At first glance was taken from my story that I wrote in 1994 while travelling in India.
At first Glance
” I entered the shrine with the intention of purchasing a book on the Maharshi, more to please the taxi driver than myself. But my heart leapt, when my eyes caught sight of a life size photograph of the Maharshi, placed on a raised platform at the far end of the hall.
Never before had I seen such a beautiful countenance. Moving closer to the platform, I began to study his eyes; great dark pools of compassion and understanding, unlike any I’d seen before. Their compelling gaze seemed to invite me to linger. Spellbound, I sat crossed-legged, staring at him, soon I began to feel the Maharshi’s presence, as if he was imparting something from his eyes to my heart. On that first encounter, I’d not only bought the book WHO AM I, but proceeded to buy every available book on the late great sage.
The books had kept me entranced throughout that long Summer in India. His message was simple and modest. It made no claims to occult powers and esoteric knowledge to amaze the mystery loving nature of his fellow countrymen or curious minded traveller. Yet, it gave inspiration and encouragement to a hard-headed Westerner like myself. He pointed out plainly and simply, the path inward, the journey from ignorance to self-recognition; something I had not seriously considered before, or at best given only scant lip service to.
What became clear to me during my reading, is that men like the Maharshi, and there are few, ensure the continuity down through history of a divine message from regions not easily accessible to us all. Man such as the Maharshi are rare indeed.

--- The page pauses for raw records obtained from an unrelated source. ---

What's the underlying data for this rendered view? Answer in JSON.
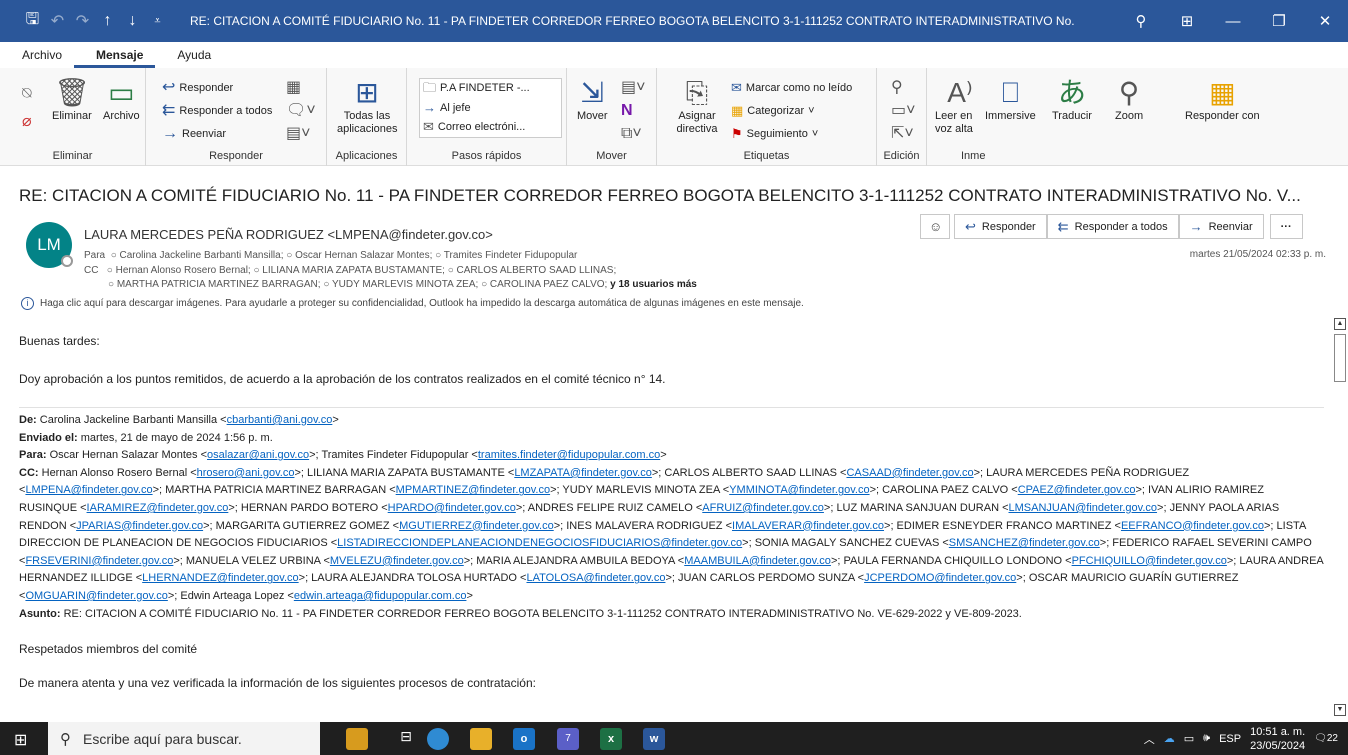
{
  "window": {
    "title": "RE: CITACION A COMITÉ FIDUCIARIO No. 11 -  PA FINDETER CORREDOR FERREO BOGOTA BELENCITO 3-1-111252 CONTRATO INTERADMINISTRATIVO No. VE-629-2022 y V...",
    "search_icon": "search-icon",
    "quick_access": [
      "save-icon",
      "undo-icon",
      "redo-icon",
      "up-arrow-icon",
      "down-arrow-icon",
      "customize-icon"
    ]
  },
  "menu": {
    "items": [
      "Archivo",
      "Mensaje",
      "Ayuda"
    ],
    "active": "Mensaje"
  },
  "ribbon": {
    "eliminar": {
      "delete": "Eliminar",
      "archive": "Archivo",
      "label": "Eliminar"
    },
    "responder": {
      "reply": "Responder",
      "reply_all": "Responder a todos",
      "forward": "Reenviar",
      "label": "Responder"
    },
    "aplicaciones": {
      "all_apps": "Todas las aplicaciones",
      "label": "Aplicaciones"
    },
    "pasos": {
      "s1": "P.A FINDETER -...",
      "s2": "Al jefe",
      "s3": "Correo electróni...",
      "label": "Pasos rápidos"
    },
    "mover": {
      "move": "Mover",
      "label": "Mover"
    },
    "etiquetas": {
      "assign": "Asignar directiva",
      "mark_unread": "Marcar como no leído",
      "categorize": "Categorizar",
      "followup": "Seguimiento",
      "label": "Etiquetas"
    },
    "edicion": {
      "label": "Edición"
    },
    "inmersivo": {
      "read_aloud": "Leer en voz alta",
      "immersive": "Immersive",
      "translate": "Traducir",
      "zoom": "Zoom",
      "reply_with": "Responder con",
      "label": "Inme"
    }
  },
  "message": {
    "subject": "RE: CITACION A COMITÉ FIDUCIARIO No. 11 -  PA FINDETER CORREDOR FERREO BOGOTA BELENCITO 3-1-111252 CONTRATO INTERADMINISTRATIVO No. V...",
    "avatar": "LM",
    "sender": "LAURA MERCEDES PEÑA RODRIGUEZ <LMPENA@findeter.gov.co>",
    "to_label": "Para",
    "to": "○ Carolina Jackeline Barbanti Mansilla; ○ Oscar Hernan Salazar Montes; ○ Tramites Findeter Fidupopular",
    "cc_label": "CC",
    "cc1": "○ Hernan Alonso Rosero Bernal; ○ LILIANA MARIA ZAPATA BUSTAMANTE; ○ CARLOS ALBERTO SAAD LLINAS;",
    "cc2": "○ MARTHA PATRICIA MARTINEZ BARRAGAN; ○ YUDY MARLEVIS MINOTA ZEA; ○ CAROLINA PAEZ CALVO;",
    "cc_more": "y 18 usuarios más",
    "date": "martes 21/05/2024 02:33 p. m.",
    "info": "Haga clic aquí para descargar imágenes. Para ayudarle a proteger su confidencialidad, Outlook ha impedido la descarga automática de algunas imágenes en este mensaje.",
    "actions": {
      "reply": "Responder",
      "reply_all": "Responder a todos",
      "forward": "Reenviar",
      "more": "···"
    },
    "greeting": "Buenas tardes:",
    "approval": "Doy aprobación a los puntos remitidos, de acuerdo a la aprobación de los contratos realizados en el comité técnico n° 14.",
    "quoted": {
      "de_label": "De:",
      "de": "Carolina Jackeline Barbanti Mansilla <",
      "de_mail": "cbarbanti@ani.gov.co",
      "de_end": ">",
      "enviado_label": "Enviado el:",
      "enviado": "martes, 21 de mayo de 2024 1:56 p. m.",
      "para_label": "Para:",
      "asunto_label": "Asunto:",
      "asunto": "RE: CITACION A COMITÉ FIDUCIARIO No. 11 - PA FINDETER CORREDOR FERREO BOGOTA BELENCITO 3-1-111252 CONTRATO INTERADMINISTRATIVO No. VE-629-2022 y VE-809-2023.",
      "cc_label": "CC:"
    },
    "respetados": "Respetados miembros del comité",
    "last_line": "De manera atenta y una vez verificada la información de los siguientes procesos de contratación:"
  },
  "taskbar": {
    "search": "Escribe aquí para buscar.",
    "lang": "ESP",
    "time": "10:51 a. m.",
    "date": "23/05/2024",
    "notif": "22",
    "teams_badge": "7"
  }
}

Also, the Sage did not come to argue anything with us, but to reveal our own divine nature. His rational teachings of Who am I, point to self-inquiry and the need to seek the pure essence of the Self. God is rarely mentioned in his teachings of Jnana Yoga. He simply puts forward a self-analysis which can be practised irrespective of any ancient theories or modern beliefs, and by so doing, he provides a way to true self-understanding. Thus, he fulfils the ancient Hindu scriptures, not by preaching but by practice.
The Maharshi had not become my guru, but his teachings had proved invaluable in my search for truth.”